WORK REQUEST —
Show each line of the data below in which "title" occurs.

AVAILABLE DATA section start

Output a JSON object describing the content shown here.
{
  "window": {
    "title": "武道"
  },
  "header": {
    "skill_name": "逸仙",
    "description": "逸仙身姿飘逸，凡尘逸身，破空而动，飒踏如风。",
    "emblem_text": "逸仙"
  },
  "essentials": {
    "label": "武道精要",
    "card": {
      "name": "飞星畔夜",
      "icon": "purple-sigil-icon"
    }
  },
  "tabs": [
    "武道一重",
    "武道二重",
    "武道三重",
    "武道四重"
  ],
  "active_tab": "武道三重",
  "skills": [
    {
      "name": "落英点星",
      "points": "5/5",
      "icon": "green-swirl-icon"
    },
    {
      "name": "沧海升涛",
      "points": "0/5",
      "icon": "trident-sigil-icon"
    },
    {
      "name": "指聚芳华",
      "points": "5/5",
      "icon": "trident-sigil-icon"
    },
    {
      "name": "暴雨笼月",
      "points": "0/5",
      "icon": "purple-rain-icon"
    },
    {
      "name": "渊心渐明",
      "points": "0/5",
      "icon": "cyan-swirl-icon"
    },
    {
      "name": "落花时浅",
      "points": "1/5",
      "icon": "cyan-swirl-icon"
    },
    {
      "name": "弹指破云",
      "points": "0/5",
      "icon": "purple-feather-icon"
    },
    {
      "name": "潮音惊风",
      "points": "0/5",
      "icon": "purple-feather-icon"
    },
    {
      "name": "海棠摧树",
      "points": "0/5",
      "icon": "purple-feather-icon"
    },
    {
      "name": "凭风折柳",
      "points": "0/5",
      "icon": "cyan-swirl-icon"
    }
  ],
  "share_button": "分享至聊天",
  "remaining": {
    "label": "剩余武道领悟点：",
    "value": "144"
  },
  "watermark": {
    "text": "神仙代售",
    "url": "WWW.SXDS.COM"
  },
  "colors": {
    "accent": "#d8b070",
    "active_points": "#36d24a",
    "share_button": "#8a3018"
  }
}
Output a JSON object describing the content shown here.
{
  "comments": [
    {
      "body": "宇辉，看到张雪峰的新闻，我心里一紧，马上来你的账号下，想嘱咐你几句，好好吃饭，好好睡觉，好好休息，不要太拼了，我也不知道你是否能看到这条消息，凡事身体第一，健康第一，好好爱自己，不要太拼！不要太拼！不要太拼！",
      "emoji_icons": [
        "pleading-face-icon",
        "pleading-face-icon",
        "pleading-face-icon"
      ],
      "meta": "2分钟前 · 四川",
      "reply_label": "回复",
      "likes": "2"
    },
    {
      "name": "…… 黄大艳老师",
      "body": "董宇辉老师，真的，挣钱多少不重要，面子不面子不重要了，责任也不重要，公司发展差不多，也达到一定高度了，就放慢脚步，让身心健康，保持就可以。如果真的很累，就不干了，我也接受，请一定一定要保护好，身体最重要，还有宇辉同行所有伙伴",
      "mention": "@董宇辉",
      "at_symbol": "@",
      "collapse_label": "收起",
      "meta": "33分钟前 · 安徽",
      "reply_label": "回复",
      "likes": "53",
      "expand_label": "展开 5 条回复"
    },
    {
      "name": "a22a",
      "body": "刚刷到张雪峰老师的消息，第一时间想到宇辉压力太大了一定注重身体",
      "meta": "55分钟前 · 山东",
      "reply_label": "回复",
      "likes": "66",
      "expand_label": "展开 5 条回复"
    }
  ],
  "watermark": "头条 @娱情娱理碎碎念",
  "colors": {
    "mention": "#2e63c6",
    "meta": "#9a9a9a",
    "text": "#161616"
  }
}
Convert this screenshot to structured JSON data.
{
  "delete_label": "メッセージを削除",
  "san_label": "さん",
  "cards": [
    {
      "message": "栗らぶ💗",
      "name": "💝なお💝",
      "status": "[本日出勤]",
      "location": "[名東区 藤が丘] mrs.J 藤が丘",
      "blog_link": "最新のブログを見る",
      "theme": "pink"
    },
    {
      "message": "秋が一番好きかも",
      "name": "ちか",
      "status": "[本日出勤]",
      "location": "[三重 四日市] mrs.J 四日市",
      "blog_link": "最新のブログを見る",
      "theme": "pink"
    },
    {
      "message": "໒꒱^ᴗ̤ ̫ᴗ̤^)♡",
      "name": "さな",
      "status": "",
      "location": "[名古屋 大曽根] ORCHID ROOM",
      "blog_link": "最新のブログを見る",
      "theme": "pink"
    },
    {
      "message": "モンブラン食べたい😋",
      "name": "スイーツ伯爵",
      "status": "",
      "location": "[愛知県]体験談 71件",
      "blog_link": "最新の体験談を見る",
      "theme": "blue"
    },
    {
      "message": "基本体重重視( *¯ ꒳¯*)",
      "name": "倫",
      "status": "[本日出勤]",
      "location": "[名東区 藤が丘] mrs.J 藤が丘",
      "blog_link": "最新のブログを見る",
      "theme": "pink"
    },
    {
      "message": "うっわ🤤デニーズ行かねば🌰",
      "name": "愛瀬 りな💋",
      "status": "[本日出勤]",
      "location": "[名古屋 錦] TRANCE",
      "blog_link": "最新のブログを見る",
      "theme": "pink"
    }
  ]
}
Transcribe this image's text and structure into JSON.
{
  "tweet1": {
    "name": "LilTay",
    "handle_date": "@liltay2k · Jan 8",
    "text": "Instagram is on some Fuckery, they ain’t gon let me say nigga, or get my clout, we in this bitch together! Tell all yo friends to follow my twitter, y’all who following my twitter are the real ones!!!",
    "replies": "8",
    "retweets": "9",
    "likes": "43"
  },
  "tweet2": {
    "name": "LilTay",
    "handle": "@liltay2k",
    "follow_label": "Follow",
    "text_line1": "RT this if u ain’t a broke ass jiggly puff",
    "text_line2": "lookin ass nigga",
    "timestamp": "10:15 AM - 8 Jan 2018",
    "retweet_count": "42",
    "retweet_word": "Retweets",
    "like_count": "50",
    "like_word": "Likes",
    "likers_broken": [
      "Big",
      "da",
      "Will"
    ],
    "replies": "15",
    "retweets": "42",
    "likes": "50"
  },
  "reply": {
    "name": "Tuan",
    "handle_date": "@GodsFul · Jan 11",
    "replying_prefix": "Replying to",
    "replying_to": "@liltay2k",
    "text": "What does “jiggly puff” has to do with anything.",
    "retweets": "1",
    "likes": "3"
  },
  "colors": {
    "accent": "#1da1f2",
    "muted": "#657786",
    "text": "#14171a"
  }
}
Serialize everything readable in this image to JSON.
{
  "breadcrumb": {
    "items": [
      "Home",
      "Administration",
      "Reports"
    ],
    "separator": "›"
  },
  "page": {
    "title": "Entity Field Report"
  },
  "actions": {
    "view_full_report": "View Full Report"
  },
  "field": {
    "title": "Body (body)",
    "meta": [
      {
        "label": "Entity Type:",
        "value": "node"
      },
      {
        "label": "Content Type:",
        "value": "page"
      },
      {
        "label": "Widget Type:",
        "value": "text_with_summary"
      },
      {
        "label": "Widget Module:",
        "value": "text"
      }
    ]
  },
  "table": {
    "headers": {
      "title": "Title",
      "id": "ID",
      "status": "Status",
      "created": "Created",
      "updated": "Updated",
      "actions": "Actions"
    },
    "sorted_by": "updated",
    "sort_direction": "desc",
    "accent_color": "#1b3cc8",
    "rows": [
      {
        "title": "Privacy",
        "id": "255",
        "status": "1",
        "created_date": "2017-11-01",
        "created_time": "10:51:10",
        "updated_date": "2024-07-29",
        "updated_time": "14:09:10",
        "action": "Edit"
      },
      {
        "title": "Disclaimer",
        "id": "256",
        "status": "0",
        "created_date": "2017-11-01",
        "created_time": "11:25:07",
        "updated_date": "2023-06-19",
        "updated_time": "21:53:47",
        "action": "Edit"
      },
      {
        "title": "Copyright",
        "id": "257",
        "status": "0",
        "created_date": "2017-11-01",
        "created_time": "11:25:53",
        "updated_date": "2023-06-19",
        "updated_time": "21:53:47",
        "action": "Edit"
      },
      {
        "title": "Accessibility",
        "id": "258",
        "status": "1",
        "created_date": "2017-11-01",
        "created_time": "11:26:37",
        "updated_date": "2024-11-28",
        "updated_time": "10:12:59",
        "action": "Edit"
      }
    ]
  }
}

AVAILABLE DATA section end

ANSWER TO THIS TASK —
    "title": "武道"
    "title": "Entity Field Report"
    "title": "Body (body)",
      "title": "Title",
        "title": "Privacy",
        "title": "Disclaimer",
        "title": "Copyright",
        "title": "Accessibility",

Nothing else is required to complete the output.